Sunday, October 19, 2014

Does violence mirror society? Foley's take

In Foley’s book, Foley Is Good, Foley goes into how he pitched a match to McMahon, where Foley could show how bad a heel The Rock was, by having Foley say “I Quit.” Foley would also bring his wife and kids to the Royal Rumble, and his wife would “throw in the towel” for Foley, by saying he quits… Vince agreed to it, and after the fifth hit over the head with a steel chair, Noelle would call it quits for Mick. One of the things Foley was worried about was reopening a cut on his head and bleed. All of this in the background of the wrestling industry being under scrutiny from the Parents Television Council on one side of the spectrum to Muslims on the other side.

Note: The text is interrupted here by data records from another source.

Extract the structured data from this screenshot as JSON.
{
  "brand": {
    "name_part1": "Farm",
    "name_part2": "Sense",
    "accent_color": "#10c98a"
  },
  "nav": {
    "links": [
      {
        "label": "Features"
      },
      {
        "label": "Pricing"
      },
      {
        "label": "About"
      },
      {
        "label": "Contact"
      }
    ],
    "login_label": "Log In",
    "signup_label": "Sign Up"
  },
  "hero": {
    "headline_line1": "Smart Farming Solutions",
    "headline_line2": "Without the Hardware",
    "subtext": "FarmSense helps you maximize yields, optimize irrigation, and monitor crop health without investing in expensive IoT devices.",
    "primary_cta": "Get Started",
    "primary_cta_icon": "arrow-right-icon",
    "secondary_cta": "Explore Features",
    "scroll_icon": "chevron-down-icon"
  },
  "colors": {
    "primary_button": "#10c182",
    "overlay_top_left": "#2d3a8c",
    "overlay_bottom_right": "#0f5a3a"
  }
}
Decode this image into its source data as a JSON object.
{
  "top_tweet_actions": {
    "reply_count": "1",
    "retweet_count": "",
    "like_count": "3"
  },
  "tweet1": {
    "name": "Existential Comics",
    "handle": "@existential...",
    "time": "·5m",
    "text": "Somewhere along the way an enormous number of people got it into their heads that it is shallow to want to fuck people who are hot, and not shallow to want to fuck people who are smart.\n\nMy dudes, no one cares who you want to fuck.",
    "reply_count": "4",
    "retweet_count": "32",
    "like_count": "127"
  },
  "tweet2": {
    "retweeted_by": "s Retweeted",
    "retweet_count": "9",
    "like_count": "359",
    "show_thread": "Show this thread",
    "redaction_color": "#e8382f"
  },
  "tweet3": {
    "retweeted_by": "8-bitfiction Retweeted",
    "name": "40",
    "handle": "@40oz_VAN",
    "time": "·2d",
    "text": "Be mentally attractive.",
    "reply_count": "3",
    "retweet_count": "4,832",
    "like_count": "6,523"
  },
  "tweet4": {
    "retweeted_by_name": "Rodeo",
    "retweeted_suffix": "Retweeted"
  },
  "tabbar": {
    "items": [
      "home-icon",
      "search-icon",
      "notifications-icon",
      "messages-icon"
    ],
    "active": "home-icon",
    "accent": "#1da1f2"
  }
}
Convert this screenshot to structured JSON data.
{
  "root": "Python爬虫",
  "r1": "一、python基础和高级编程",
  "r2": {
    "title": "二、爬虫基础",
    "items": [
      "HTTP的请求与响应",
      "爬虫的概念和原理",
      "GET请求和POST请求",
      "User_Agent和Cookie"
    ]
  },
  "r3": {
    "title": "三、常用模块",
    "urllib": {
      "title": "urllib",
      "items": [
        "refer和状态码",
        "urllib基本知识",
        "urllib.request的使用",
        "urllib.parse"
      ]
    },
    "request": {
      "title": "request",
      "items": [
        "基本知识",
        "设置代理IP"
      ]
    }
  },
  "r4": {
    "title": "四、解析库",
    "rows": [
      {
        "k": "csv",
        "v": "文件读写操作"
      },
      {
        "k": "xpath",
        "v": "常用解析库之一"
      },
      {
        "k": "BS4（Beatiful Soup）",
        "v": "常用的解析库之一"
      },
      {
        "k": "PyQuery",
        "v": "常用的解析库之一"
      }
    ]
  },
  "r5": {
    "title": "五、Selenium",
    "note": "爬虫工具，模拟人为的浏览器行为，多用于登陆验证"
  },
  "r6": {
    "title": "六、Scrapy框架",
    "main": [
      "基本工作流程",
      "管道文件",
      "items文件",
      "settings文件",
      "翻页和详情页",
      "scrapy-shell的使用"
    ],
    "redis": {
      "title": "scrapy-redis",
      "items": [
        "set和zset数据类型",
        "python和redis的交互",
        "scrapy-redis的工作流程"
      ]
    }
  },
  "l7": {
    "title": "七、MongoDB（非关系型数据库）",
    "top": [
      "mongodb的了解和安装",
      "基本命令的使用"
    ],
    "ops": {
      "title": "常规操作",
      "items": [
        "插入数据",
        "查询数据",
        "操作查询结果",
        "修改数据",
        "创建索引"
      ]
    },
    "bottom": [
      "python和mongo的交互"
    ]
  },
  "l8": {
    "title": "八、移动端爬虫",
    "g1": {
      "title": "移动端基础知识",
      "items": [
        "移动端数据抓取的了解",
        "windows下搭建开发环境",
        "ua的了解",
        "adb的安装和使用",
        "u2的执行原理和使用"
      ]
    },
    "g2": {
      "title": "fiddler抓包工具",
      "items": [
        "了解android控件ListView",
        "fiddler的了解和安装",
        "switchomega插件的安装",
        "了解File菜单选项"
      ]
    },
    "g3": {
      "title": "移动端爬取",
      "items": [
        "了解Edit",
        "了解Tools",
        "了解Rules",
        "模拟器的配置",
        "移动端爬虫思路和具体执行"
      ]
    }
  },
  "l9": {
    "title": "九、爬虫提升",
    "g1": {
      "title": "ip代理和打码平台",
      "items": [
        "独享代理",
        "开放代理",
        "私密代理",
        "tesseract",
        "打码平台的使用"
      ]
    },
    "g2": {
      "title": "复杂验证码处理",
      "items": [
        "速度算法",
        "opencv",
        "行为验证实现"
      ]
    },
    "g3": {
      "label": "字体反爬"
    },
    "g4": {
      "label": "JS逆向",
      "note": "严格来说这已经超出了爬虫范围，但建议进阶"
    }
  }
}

As it turns out, the match script was changed, and for Foley it was a disaster in terms what he was concerned about, the blood and the script, which The Rock didn’t follow (according to Foley.) Rock hit Foley almost double the number of times he was supposed to—not waiting the minute or two in-between as he was supposed to, but just seconds between. Foley could not recover, although he was really hurting and bleeding profusely, all this made worse by being handcuffed. So much for the Parents Television Council. Foley’s wife and kids were in the audience and their terror of the match could be seen.

In his book, Foley defends the violence of wrestling, saying that it actually mirrors society by giving fans what they want. He compares violence in wrestling to traditional stories such as Hansel and Gretel (child abuse, imprisonment, murder by oven,) Sleeping Beauty (rape, adultery, attempted cannibalism), etc and others. In my opinion, although the symbolism is there in fairy tales, the actual acts are not. Fairy tales are many times told in order to keep children from doing things, keeping them on the right track of societal norms or beliefs of the time, or to warn them as a consequence of their impending actions.  He compares wrestling violence to movies such as Saving Private Ryan and Gladiator.

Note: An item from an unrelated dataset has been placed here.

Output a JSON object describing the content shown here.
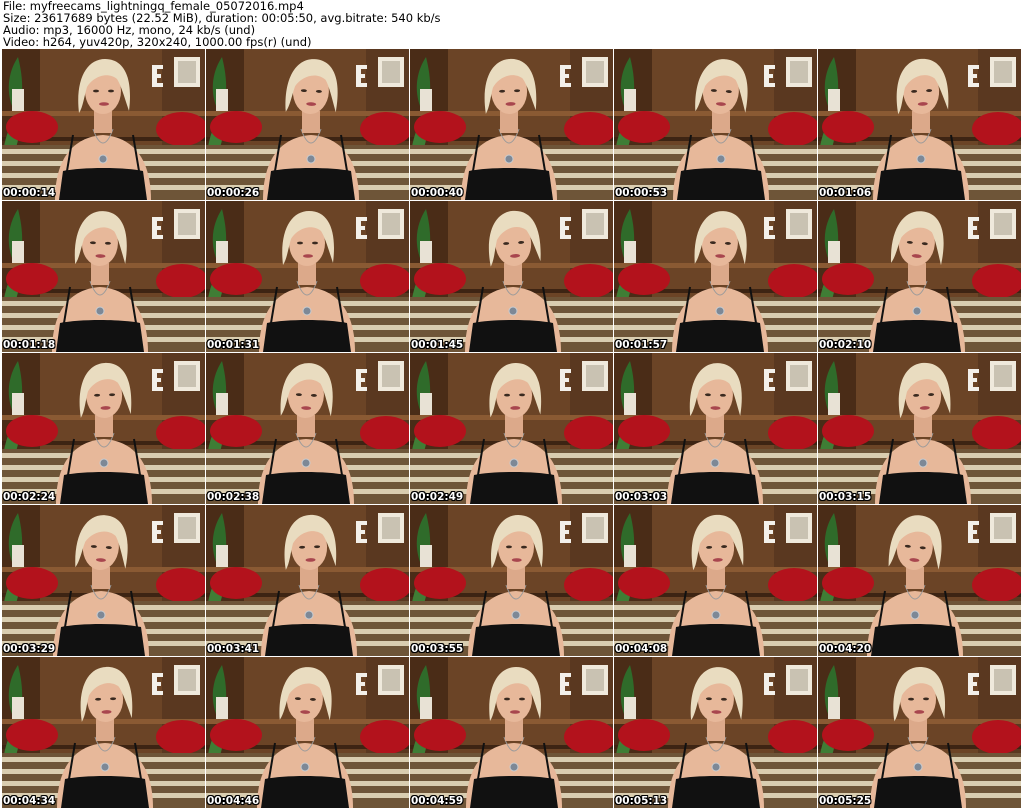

Foley then goes into wrestling violence versus other sports, such as baseball with Roger Clemens hitting Mike Piazza in the head with a fastball, or hockey (where stitches number in the hundreds), or football when Joe Theismann had a compound leg fracture from a Lawrence Taylor hit. I consider these Foley examples to be relatively seldom occurring events. Of course, in terms of today’s society, there is a great deal of concern currently both in amateur football and pro ball with the head concussions. So maybe Foley was on to something. Or, is it a product of Foley’s time, and is it now reflective of our time? 

Reminder, I will be out for the rest of this week. 

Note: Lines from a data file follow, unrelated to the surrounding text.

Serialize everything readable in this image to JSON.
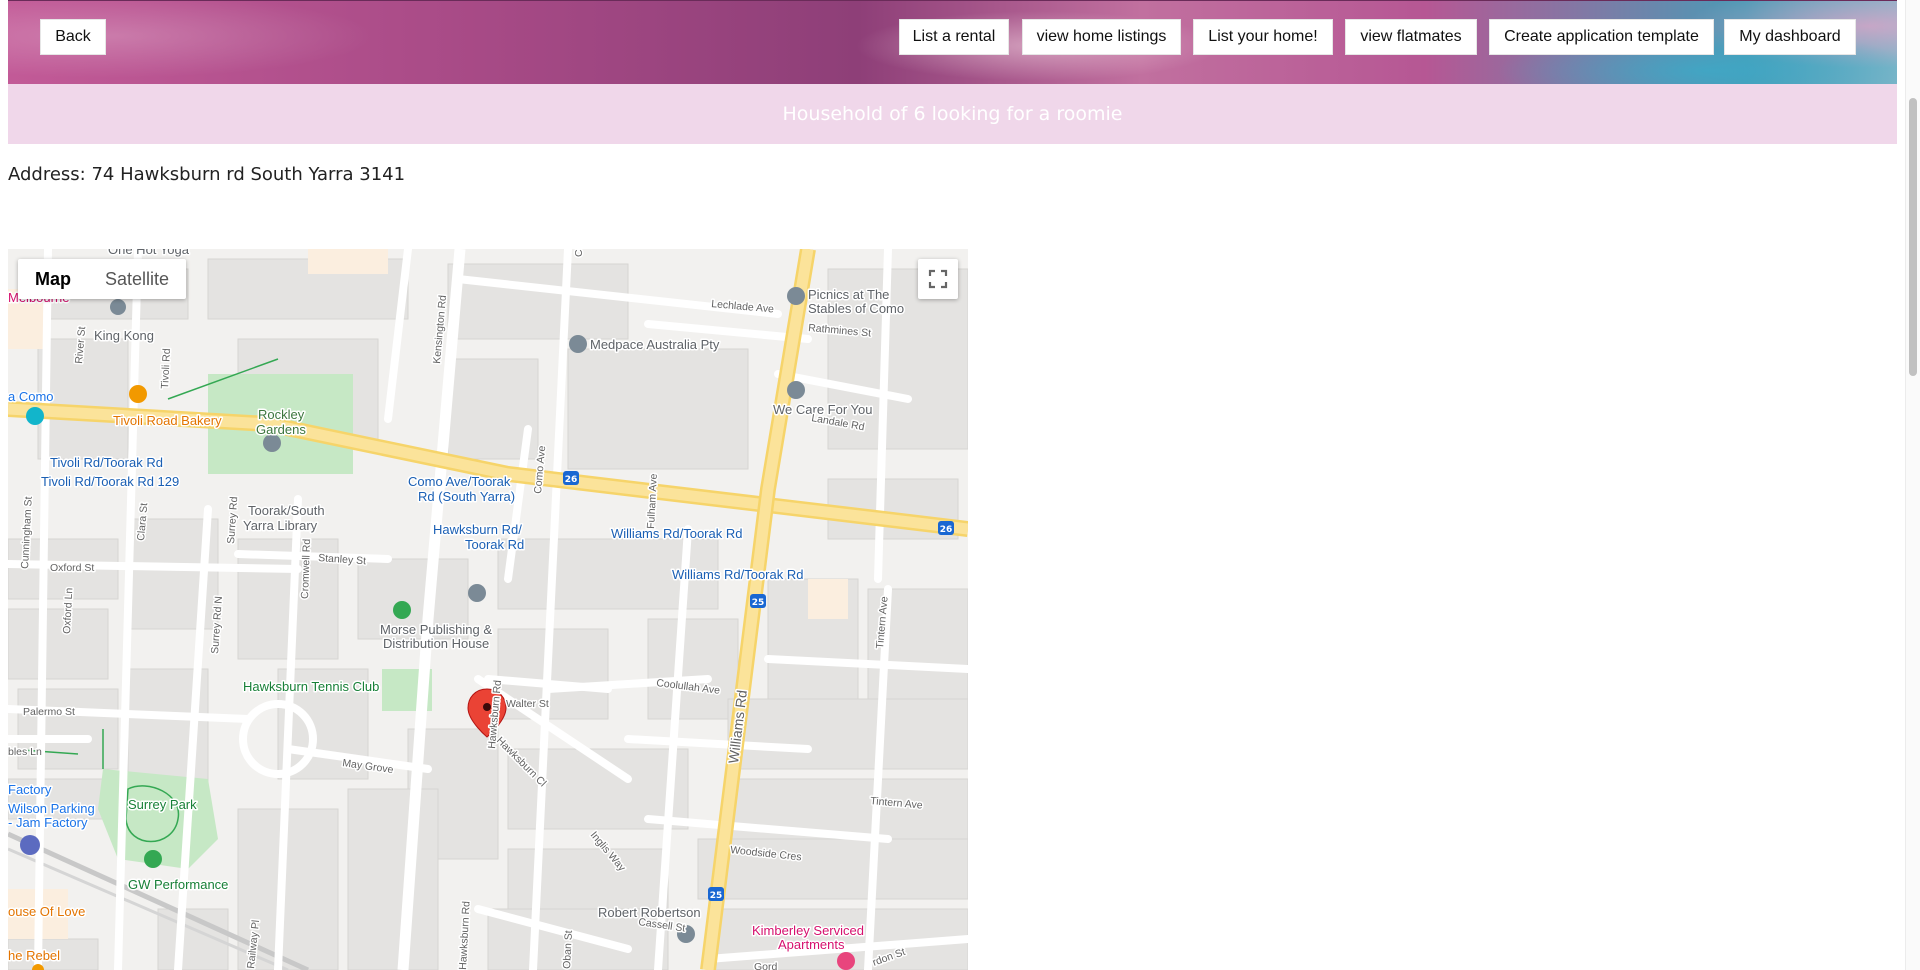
{
  "header": {
    "back_label": "Back",
    "nav": [
      {
        "label": "List a rental"
      },
      {
        "label": "view home listings"
      },
      {
        "label": "List your home!"
      },
      {
        "label": "view flatmates"
      },
      {
        "label": "Create application template"
      },
      {
        "label": "My dashboard"
      }
    ]
  },
  "banner": {
    "title": "Household of 6 looking for a roomie"
  },
  "address": {
    "text": "Address: 74 Hawksburn rd South Yarra 3141"
  },
  "map": {
    "type_control": {
      "map_label": "Map",
      "satellite_label": "Satellite",
      "selected": "Map"
    },
    "fullscreen_icon": "fullscreen-icon",
    "marker_icon": "map-pin-icon",
    "route_badges": [
      "26",
      "26",
      "25",
      "25"
    ],
    "places": [
      {
        "name": "One Hot Yoga",
        "color": "#5f6368"
      },
      {
        "name": "Melbourne",
        "color": "#d6106e"
      },
      {
        "name": "King Kong",
        "color": "#5f6368"
      },
      {
        "name": "Rockley",
        "color": "#3c763d"
      },
      {
        "name": "Gardens",
        "color": "#3c763d"
      },
      {
        "name": "Tivoli Road Bakery",
        "color": "#e37400"
      },
      {
        "name": "a Como",
        "color": "#1a73e8"
      },
      {
        "name": "Tivoli Rd/Toorak Rd",
        "color": "#1a5fb4"
      },
      {
        "name": "Tivoli Rd/Toorak Rd 129",
        "color": "#1a5fb4"
      },
      {
        "name": "Toorak/South",
        "color": "#5f6368"
      },
      {
        "name": "Yarra Library",
        "color": "#5f6368"
      },
      {
        "name": "Como Ave/Toorak",
        "color": "#1a5fb4"
      },
      {
        "name": "Rd (South Yarra)",
        "color": "#1a5fb4"
      },
      {
        "name": "Hawksburn Rd/",
        "color": "#1a5fb4"
      },
      {
        "name": "Toorak Rd",
        "color": "#1a5fb4"
      },
      {
        "name": "Williams Rd/Toorak Rd",
        "color": "#1a5fb4"
      },
      {
        "name": "Williams Rd/Toorak Rd",
        "color": "#1a5fb4"
      },
      {
        "name": "Picnics at The",
        "color": "#5f6368"
      },
      {
        "name": "Stables of Como",
        "color": "#5f6368"
      },
      {
        "name": "Medpace Australia Pty",
        "color": "#5f6368"
      },
      {
        "name": "We Care For You",
        "color": "#5f6368"
      },
      {
        "name": "Morse Publishing &",
        "color": "#5f6368"
      },
      {
        "name": "Distribution House",
        "color": "#5f6368"
      },
      {
        "name": "Hawksburn Tennis Club",
        "color": "#188038"
      },
      {
        "name": "Surrey Park",
        "color": "#188038"
      },
      {
        "name": "GW Performance",
        "color": "#188038"
      },
      {
        "name": "Robert Robertson",
        "color": "#5f6368"
      },
      {
        "name": "Kimberley Serviced",
        "color": "#d6106e"
      },
      {
        "name": "Apartments",
        "color": "#d6106e"
      },
      {
        "name": "Factory",
        "color": "#1a73e8"
      },
      {
        "name": "Wilson Parking",
        "color": "#1a73e8"
      },
      {
        "name": "- Jam Factory",
        "color": "#1a73e8"
      },
      {
        "name": "ouse Of Love",
        "color": "#e37400"
      },
      {
        "name": "he Rebel",
        "color": "#e37400"
      }
    ],
    "streets": [
      "Lechlade Ave",
      "Rathmines St",
      "Landale Rd",
      "Oxford St",
      "Stanley St",
      "Walter St",
      "Coolullah Ave",
      "Palermo St",
      "May Grove",
      "Hawksburn Cl",
      "Tintern Ave",
      "Woodside Cres",
      "Inglis Way",
      "Cassell St",
      "River St",
      "Tivoli Rd",
      "Kensington Rd",
      "Como Ave",
      "Fulham Ave",
      "Cunningham St",
      "Clara St",
      "Surrey Rd",
      "Cromwell Rd",
      "Oxford Ln",
      "Surrey Rd N",
      "Williams Rd",
      "Hawksburn Rd",
      "Tintern Ave",
      "Oban St",
      "Railway Pl",
      "Con",
      "bles Ln",
      "Gord",
      "rdon St"
    ]
  }
}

Sam Ford said...

Certainly, you can read a fair amount of defensiveness in Foley's points, and a great deal of cherry-picking. But he was also doing some of that tongue-in-cheek, I think...openly acknowledging it but expressing what he saw as a double-standard in how people talk about and evaluate wrestling. My takeaway was his point that a.) life is violent, so should we be all that surprised that the performance of violence in wrestling is part of it? b.) wrestling fans seem to like it when they catch glimpses that the guys are often good friends backstage because, while people like to blur the line, they are also attracted to wrestling, especially these days, because they like the PERFORMANCE of violence by guys who they know AREN'T trying to hurt each other; and c.) perhaps one of the best points he has made on this point in our reading thus far...there's a strange paradox that wrestling was soundly criticized for being fake when it was trying to purport to be real and, now that it's openly admitting it's real, it's being criticized as being violent and barbaric...

Timothy S. Rich said...

This is one of my favorite points in the book: that seem to accept wrestling as "fake" or at least less than what is portrayed, but rarely stop to consider how other mediums may be just as scripted.

In some ways it reminds me of coverage of most "reality" television shows. Even the casual observer can tell that through editing and selective prodding, a narrative is generated that may have very little to do with the actual interactions of the show.

Then of course there are the interactions when one scripted entity (WWE) attempts to get into reality television (Tough Enough; Total Divas), usually with mixed results.

Gary said...

If you think about it, there is a lot in life that is scripted, from what we do every day to what we wear, to the news on TV (most certainly scripted and framed). I think Foley cut himself short with his tongue-and-cheek approach in defense of wrestling.